Exercise instructions:
Find every line containing the word "Free" in the records below; report only how many there are.

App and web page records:
___

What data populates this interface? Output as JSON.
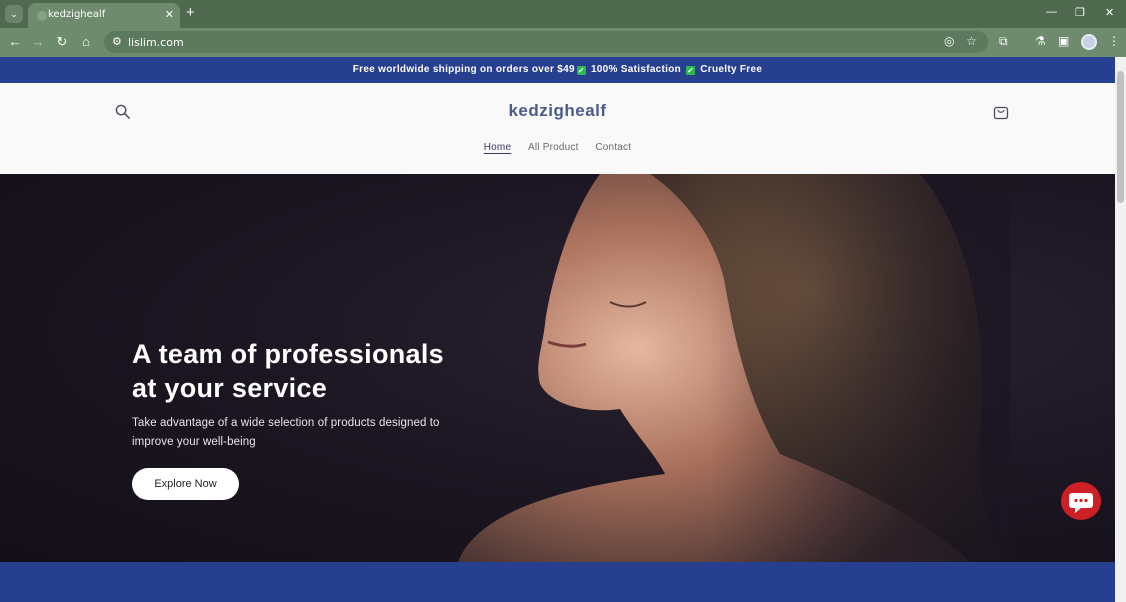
{
  "browser": {
    "tab": {
      "title": "kedzighealf"
    },
    "url": "lislim.com"
  },
  "announcement": {
    "part1": "Free worldwide shipping on orders over $49",
    "part2": "100% Satisfaction",
    "part3": "Cruelty Free"
  },
  "header": {
    "brand": "kedzighealf",
    "nav": [
      {
        "label": "Home",
        "active": true
      },
      {
        "label": "All Product",
        "active": false
      },
      {
        "label": "Contact",
        "active": false
      }
    ]
  },
  "hero": {
    "title": "A team of professionals at your service",
    "subtitle": "Take advantage of a wide selection of products designed to improve your well-being",
    "button": "Explore Now"
  },
  "colors": {
    "announcement_bg": "#273f8f",
    "brand_text": "#4b5b8a",
    "hero_bg": "#1a1520",
    "chat_bubble": "#cc1f26",
    "chrome": "#6e8b6e"
  }
}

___

Response to this exercise:
2